▸ **EXERCISE DESCRIPTION**
Once every line holding "Puede" in the listing below has been found, give their number and nothing more.

►

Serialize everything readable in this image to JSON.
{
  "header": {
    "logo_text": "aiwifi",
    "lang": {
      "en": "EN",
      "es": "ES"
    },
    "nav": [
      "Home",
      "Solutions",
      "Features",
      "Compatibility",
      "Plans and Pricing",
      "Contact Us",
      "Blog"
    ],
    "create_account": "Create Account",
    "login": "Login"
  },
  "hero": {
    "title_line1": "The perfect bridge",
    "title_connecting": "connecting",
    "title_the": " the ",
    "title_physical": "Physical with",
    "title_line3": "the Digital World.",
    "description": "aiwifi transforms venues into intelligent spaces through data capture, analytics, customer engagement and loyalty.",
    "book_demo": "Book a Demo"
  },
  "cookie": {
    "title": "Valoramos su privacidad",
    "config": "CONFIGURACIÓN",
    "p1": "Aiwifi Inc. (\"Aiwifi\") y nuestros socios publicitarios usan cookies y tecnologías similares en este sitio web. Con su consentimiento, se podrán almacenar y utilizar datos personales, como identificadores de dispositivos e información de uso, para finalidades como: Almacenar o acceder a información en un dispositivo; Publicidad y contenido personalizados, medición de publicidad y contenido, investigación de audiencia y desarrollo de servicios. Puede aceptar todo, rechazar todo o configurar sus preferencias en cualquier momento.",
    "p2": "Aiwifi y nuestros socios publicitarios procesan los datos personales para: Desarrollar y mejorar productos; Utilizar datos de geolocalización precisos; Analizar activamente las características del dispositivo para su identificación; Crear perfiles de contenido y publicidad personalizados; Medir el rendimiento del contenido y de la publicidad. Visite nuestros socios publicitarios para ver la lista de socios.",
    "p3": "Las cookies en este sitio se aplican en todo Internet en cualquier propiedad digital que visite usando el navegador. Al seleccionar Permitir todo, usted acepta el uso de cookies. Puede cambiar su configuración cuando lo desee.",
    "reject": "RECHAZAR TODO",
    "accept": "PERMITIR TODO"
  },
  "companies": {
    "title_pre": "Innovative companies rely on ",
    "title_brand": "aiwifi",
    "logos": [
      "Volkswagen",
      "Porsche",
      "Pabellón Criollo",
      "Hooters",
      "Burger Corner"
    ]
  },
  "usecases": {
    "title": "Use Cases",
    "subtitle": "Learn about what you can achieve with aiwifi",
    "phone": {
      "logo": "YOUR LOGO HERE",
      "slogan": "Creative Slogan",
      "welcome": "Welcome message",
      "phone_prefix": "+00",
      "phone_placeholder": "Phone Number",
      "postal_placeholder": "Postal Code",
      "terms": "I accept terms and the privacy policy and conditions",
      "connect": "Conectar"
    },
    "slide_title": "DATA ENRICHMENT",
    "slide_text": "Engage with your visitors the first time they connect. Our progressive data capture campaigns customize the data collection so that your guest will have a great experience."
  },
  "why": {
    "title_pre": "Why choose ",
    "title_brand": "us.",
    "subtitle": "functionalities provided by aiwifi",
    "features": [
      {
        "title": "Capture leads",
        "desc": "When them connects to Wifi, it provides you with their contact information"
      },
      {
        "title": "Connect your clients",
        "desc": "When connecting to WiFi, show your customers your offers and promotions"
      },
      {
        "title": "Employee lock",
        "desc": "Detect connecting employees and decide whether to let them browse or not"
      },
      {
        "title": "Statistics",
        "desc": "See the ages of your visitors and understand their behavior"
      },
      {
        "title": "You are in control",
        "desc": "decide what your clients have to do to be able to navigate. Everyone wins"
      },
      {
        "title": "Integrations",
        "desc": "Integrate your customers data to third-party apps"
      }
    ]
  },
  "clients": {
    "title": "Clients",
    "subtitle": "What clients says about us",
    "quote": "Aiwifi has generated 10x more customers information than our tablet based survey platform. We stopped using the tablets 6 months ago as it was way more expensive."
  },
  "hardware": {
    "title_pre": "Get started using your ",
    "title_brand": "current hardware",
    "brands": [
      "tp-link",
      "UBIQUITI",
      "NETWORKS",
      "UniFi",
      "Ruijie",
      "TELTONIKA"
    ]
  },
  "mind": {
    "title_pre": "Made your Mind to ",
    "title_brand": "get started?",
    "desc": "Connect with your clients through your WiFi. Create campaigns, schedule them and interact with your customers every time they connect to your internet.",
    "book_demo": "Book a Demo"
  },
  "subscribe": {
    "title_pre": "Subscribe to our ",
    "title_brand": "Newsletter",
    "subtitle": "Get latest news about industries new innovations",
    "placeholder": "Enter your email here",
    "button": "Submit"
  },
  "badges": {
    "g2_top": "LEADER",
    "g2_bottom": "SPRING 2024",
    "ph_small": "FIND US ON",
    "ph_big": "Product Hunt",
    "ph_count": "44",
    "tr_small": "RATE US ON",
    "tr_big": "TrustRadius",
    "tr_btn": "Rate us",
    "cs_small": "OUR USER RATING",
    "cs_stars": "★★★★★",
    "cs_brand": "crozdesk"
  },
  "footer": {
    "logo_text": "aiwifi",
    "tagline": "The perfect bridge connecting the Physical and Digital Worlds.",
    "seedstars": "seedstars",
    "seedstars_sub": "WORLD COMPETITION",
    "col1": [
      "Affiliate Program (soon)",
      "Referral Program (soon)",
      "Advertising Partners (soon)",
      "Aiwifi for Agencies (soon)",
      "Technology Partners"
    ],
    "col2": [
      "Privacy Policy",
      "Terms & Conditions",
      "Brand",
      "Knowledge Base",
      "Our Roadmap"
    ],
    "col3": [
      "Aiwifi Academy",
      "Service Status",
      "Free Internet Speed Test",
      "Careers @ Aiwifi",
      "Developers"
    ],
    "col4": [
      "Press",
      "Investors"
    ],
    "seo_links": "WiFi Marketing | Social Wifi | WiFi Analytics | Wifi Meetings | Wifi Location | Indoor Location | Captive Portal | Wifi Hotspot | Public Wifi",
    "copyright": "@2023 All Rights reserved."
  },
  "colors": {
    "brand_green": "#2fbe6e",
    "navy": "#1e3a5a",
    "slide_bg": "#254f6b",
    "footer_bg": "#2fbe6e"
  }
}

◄

▸ **RESULT**
2